In the many business discussions that I have on a regular basis with colleagues, I find that the companies they own or work for, often bundle their expertise into the price of the product they sell. It is as if the expertise is a value added, hidden customer benefit, that comes as a bonus for buying the product or service from their firm.
In complex sales it is hard to separate the tangible product from the expertise, because often the buyer must be educated as part of the sales engagement. However, it is this business knowledge and expertise that separates one provider from another. Examples include pricing for websites or office furniture. This can also be applied to less complex sales. For example, consider hiring a bulldozer on an hourly rate and an operator to drive it. Do earth-moving companies promote the expertise of the driver whose skills must play a part in the time required or final outcome of the service?
One reason for this conundrum is because price transparency, due to the search ability of the Internet, is eroding the worth in value added reselling. From a marketing perspective, it’s far easier to communicate something tangible such as a product. However, with tangible product pricing ubiquitously available, the need to generate revenue from intangible know-how is becoming more important. The problem is that during complex sales the know-how should be transferred before the sale, but the question is- is the buyer prepared to pay for it?
In a perfect model, the expert would work for the buyer in order to determine the exact needs. In that case, the buyer would already incur costs of the time required to document the needs and prepare a specification. However, the experts tend to work with the seller. And, from the buyers perspective this is where a conflict of interest is generated. A valid question arises- how can advice be independent when it is provided by the same company that supplies the product? The major challenge for sellers is how to credibly separate the advice from the product and to be paid for the advice.
Some industries kind of get it. Take real estate for example. They earn a fee for the transaction but it’s only charged to the seller, which doesn’t entirely make sense. If the seller and buyer each paid half of the fees, then a genuine balance of matching of a buyer with a seller would exist, because the real estate agent would work for both parties. Perhaps this is why real estate agents are growing in popularity because in principle, they are acting in the buyer’s interest.

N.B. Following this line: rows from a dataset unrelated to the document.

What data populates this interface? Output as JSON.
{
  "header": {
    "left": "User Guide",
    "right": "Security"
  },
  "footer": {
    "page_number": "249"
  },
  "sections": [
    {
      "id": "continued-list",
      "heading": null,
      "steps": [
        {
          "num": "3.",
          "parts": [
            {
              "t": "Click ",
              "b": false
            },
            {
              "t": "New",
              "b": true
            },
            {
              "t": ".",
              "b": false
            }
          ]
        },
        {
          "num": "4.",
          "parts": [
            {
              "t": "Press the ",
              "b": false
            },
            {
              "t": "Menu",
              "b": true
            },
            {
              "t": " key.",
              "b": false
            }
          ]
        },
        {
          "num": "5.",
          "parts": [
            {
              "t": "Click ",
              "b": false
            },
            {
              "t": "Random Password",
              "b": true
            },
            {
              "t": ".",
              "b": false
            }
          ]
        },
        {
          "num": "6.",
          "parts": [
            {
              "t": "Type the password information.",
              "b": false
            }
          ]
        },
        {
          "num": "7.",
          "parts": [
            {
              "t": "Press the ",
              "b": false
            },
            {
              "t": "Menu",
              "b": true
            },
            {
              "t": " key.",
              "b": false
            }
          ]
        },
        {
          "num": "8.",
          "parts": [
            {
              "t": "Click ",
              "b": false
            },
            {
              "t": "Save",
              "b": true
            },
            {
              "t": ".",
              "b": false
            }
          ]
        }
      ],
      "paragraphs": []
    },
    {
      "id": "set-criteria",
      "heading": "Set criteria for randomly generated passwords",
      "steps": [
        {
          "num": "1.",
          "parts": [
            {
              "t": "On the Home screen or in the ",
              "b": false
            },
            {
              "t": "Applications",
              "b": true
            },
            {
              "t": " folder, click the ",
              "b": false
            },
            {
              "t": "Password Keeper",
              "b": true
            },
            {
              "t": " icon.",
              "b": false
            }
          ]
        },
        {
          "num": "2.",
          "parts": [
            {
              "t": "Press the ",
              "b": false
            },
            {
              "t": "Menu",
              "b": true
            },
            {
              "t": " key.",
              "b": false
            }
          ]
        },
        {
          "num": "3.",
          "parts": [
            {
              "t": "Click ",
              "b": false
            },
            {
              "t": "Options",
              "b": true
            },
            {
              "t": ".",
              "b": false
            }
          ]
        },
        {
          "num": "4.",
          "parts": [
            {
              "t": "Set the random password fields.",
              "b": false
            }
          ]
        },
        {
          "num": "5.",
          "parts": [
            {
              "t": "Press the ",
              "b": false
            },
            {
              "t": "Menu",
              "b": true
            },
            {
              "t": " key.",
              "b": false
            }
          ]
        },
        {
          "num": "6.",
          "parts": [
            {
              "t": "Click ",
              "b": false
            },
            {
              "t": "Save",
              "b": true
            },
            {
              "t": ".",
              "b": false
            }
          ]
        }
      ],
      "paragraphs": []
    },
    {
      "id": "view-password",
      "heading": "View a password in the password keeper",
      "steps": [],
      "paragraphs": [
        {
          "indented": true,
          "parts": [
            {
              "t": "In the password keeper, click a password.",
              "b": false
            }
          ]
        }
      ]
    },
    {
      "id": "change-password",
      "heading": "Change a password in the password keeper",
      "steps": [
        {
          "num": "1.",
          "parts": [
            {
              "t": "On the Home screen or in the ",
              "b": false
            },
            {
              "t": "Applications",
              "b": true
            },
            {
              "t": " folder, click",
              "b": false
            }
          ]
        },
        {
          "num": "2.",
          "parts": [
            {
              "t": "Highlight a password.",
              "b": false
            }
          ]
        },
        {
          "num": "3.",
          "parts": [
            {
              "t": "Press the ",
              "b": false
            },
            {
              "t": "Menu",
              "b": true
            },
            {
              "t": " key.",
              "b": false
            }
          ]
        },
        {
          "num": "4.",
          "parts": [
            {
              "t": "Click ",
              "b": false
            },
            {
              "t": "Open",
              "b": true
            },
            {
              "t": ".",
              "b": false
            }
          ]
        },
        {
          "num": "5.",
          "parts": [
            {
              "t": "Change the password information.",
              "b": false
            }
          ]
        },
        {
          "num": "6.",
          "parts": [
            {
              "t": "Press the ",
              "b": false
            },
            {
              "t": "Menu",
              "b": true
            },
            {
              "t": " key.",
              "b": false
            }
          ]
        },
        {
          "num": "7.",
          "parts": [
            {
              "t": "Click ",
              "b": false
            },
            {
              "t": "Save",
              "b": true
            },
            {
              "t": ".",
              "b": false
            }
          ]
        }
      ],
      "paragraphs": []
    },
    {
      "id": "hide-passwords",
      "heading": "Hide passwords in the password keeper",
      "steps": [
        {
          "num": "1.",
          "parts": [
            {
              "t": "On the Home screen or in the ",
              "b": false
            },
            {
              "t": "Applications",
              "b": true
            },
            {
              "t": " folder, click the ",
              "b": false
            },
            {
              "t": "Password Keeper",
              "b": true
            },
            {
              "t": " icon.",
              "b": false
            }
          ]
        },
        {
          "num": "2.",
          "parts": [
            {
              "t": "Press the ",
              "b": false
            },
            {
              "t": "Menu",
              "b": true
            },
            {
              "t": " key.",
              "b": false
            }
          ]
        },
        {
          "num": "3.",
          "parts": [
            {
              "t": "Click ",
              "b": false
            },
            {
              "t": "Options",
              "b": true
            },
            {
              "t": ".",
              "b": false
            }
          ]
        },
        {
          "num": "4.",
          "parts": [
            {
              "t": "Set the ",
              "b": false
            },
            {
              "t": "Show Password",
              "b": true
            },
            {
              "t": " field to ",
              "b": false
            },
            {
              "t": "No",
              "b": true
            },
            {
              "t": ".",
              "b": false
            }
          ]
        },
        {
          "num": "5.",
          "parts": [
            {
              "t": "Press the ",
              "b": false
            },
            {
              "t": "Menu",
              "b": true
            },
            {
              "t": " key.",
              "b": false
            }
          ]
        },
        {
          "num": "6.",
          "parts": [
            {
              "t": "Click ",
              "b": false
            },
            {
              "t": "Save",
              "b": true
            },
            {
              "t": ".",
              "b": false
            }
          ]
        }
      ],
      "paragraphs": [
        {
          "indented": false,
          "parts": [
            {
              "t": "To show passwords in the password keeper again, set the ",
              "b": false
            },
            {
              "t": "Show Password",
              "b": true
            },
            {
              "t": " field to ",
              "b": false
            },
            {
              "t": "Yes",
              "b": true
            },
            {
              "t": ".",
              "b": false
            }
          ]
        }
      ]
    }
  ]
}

The real estate agent example shows that buyers are prepared to pay for intangible expertise when they are purchasing a product. Buyers are prepared to pay for know-how when it’s independently provided. It also occurs when consultants are engaged to advise.
Today’s market suggests that customers like to buy and don’t want to be sold. They want to be in business with thought leading companies, self-educated and knowledgeable during the entire buying process. Smart buyers work backwards by first understanding what is the ideal business outcome. Secondly, they develop a requirements specification and thirdly, tender the product to the market to receive a quotation. The better the preparation in purchase, the better chance of a positive outcome.
A colleague of mine owns and operates a long time successful offset printing company. They are going through great challenges as the primary business of printing books and other collateral is moving at high-speed to digital tablets. His grandfather founded the printing company 60 years ago. His father took over and operated the company for the last 30 years. Now my colleague has inherited the management, but he is faced with a vastly different market.
The business essentially comprises of expensive printing equipment and the know-how required to operate it. We have often debated the positioning of the company. We discussed where the real value in the final product is and how to communicate that message to the customer. His remarks were that the human aspect is the primary differentiator because the printing press is effectively a ton of steel and will only do what it’s told. It’s the consulting, understanding, and 30 years worth of experience that is the real value and what significantly contributes to the outcome.
Printing is charged per job and measured by a unit, for example, 5,000 books or 2,000 brochures. So, in principle the customer differentiates one provider from another by price. What we concluded from the discussions was that printing is actually a complex process and that the quality of the end result partly depends on technical factors ranging from the printing press, ink types, glue and paper. However, the primary differentiating factor is the knowledge and expertise before the production even starts including font types, layout and experience of printing hundreds of thousands of books. However, that expertise is built into the price of the unit and not even listed as a line item in a proposal. Does it mean that the printing company does not charge for the real expertise or is it that if they tried to charge for the expertise, the customer wouldn’t pay for it?
Some years ago we were trying to understand where the value in our own service lies. Value is tied to service, which in turn is reflected by price. Is that a fair reflection of service? What happens to the supplier who provides real, valuable, meaningful advice and is paid nothing? Is that fair? The buyer would suggest that it’s just the cost of doing business. Maybe that’s true but after some time, the supplier will stop providing too much advice as they will fear being taken advantage of. In complex sales, something in the sales and buying process seems out of alignment. The question for value added resellers is how to unbundle the advice from the product?
I am sure many businesses can connect with some of the thoughts in this article. A great deal of cost is generated through understanding the customer, their needs, writing reports and providing information only to get nothing in return. Often the decision on who would be the supplier is already made and the expertise provided only goes to enhance the competitor’s offer.
Some businesses are going to need to rethink how they sell and package their offer; otherwise they may struggle to compete. Clearly defining and separating the service from the product would be a great start to unlocking the true value of the entire proposition.